Pescadero is a tiny little town, south of Half Moon Bay, on the coast with a total population of 643 (according to Wikipedia). Main Street (the only street) like it hasn't changed much since the 19th century when it was founded.
Their website celebrates small town life, right out of the pages of Booth Tarkington, with farm festivals, flower shows, arts festivals and barn sales. You can visit a goat farm, stroll along the beach or view the birds from the wild life refuge that runs alongside the road into town.
The town is so small that it's hard to believe it's about an hour's drive from San Francisco. There are small homes, a gas station, a post office, two churches, a thrift store and a couple of markets.
The business was started in 1894 when the great-grandfather of the current owner, Frank Duarte, brought a barrel of whiskey from Santa Cruz and placed it on top of the bar that is still used today. The price was ten cents for one whiskey, two bits for three. Business thrived until prohibition. During prohibition, according to our waitress, they went in for rum running but, as a sideline, founded the restaurant (1934). The same family still runs the business, serving (according to their website) 13,000 people a month. In 2003, the James Beard Foundation in New York awarded Duarte's an honorary award as an American Classic.
Judy had the artichoke soup and the crab melt. I just had the green chili soup and only refrained from licking the bowl because we were in public. We shared a slice of the olallieberry pie a la mode since we didn't want to do more damage to our waistlines and because we were both stuffed and couldn't eat any more.
On our way back home, we stopped at Half Moon Bay to walk along the wharf and admire the boats and the occasional seagull.
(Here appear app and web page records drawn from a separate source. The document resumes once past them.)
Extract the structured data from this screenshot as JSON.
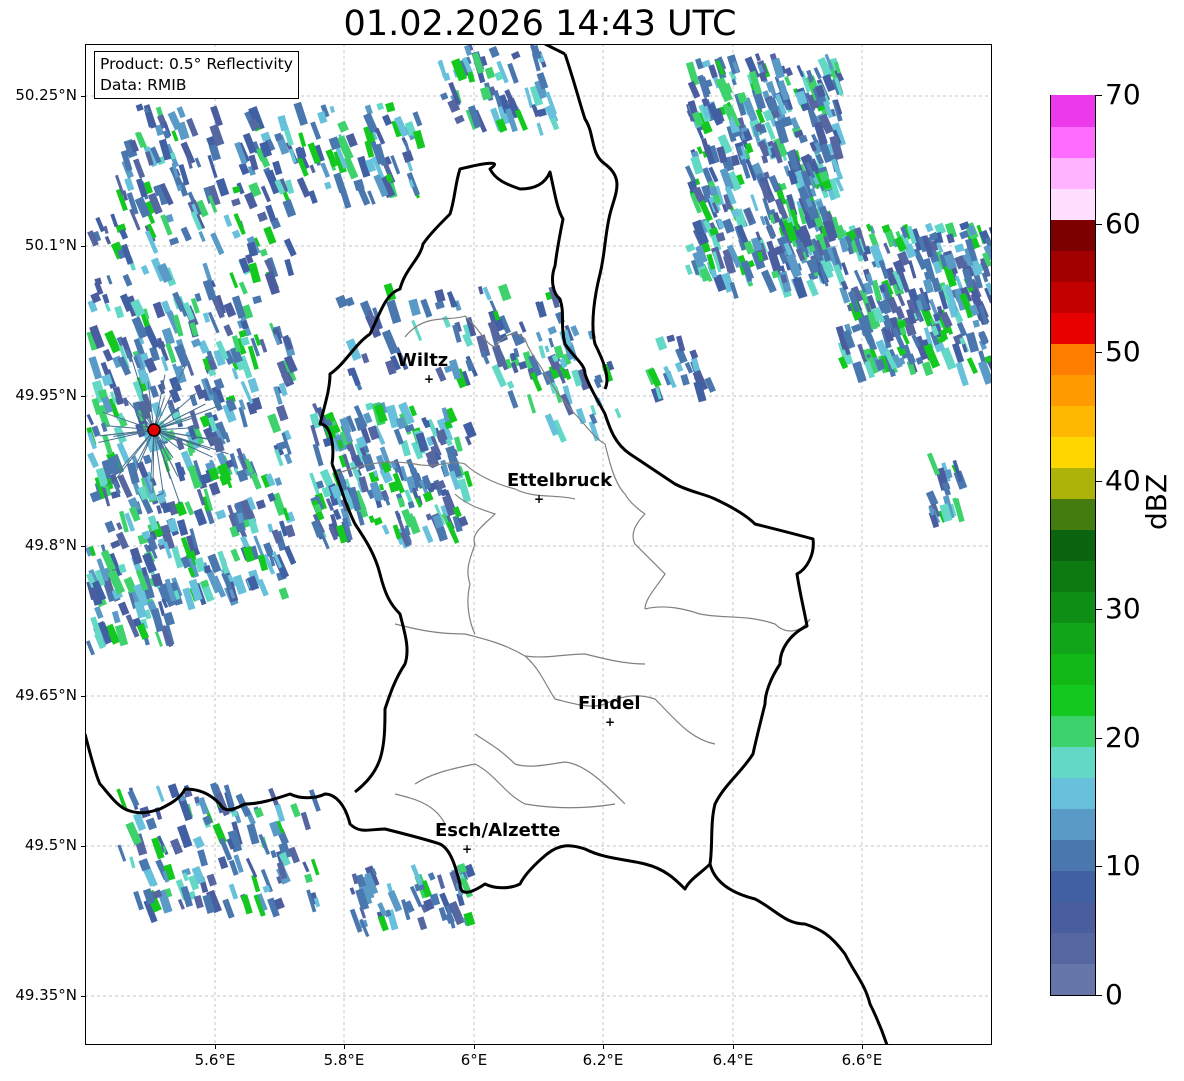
{
  "title": "01.02.2026 14:43 UTC",
  "info": {
    "product": "Product: 0.5° Reflectivity",
    "data": "Data: RMIB"
  },
  "axes": {
    "lat_labels": [
      "50.25°N",
      "50.1°N",
      "49.95°N",
      "49.8°N",
      "49.65°N",
      "49.5°N",
      "49.35°N"
    ],
    "lon_labels": [
      "5.6°E",
      "5.8°E",
      "6°E",
      "6.2°E",
      "6.4°E",
      "6.6°E"
    ]
  },
  "cities": [
    {
      "name": "Wiltz"
    },
    {
      "name": "Ettelbruck"
    },
    {
      "name": "Findel"
    },
    {
      "name": "Esch/Alzette"
    }
  ],
  "colorbar": {
    "title": "dBZ",
    "tick_labels": [
      "0",
      "10",
      "20",
      "30",
      "40",
      "50",
      "60",
      "70"
    ],
    "colors": [
      "#6776a8",
      "#5666a0",
      "#4a5e9f",
      "#4160a3",
      "#4a78ae",
      "#5a9ac6",
      "#67c1db",
      "#63d8c6",
      "#3ed26d",
      "#13c81e",
      "#12b916",
      "#11a51a",
      "#0e8e14",
      "#0c7a11",
      "#0a6410",
      "#457c10",
      "#adb309",
      "#fed600",
      "#ffb801",
      "#ff9a00",
      "#ff7e00",
      "#e60000",
      "#c20000",
      "#a20000",
      "#7c0000",
      "#ffdfff",
      "#ffb2ff",
      "#ff6cff",
      "#ec39ec"
    ]
  }
}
It was a perfect day.
The restaurant doesn't publish its recipes but this is close to their Green Chili Soup.(found on the Internet)
The amount of cream in this recipe may scare some people. I'm not usually one for adding so much cream to soups, but this soup is so greatly improved and transformed by the creamy addition that I put in the full amount. Try it with less, if you must.
20 fresh, mild large green chiles (the original recipe calls for Hatch Chiles and I have no idea what they are. I used a mixture of Anaheim, Serrano and 1 Scotch Bonnet chili because I like more heat).
1 Tbsp. butter
1 large onion, chopped
1/2 tsp. salt plus more to taste
2 cloves garlic, chopped
3 to 4 cups chicken or vegetable broth (Homemade Chicken Broth is a great addition to this soup)
1 cup heavy cream
Roast and peel chiles using either the stove-top method or the broiler method. After peeling, put chiles in a large bowl to collect any juices.
In a medium pot over medium-high heat,melt the butter. Add onions and 1/2 tsp. salt. Cook, stirring, until onions are soft, about 3 minutes. Add garlic and cook, stirring, another minute or so until the mixture is very fragrant.
Add chiles and broth (3 cups for a thicker soup, 4 cups for a thinner soup) to the pot and bring to a boil. Reduce heat to maintain a steady simmer and cook until vegetables are extremely soft and flavors have blended, about 15 minutes.
Whirl mixture in a blender or food processor until super smooth. Whirl at least 2 minutes (this may seem like a long time) to achieve a velvety texture.
Return mixture to pot and stir in cream. Gently heat until mixture is heated through. Add more salt to taste, if you like.
Makes 4 servings Cream of Green Chile Soup or 2 if you are greedy like me.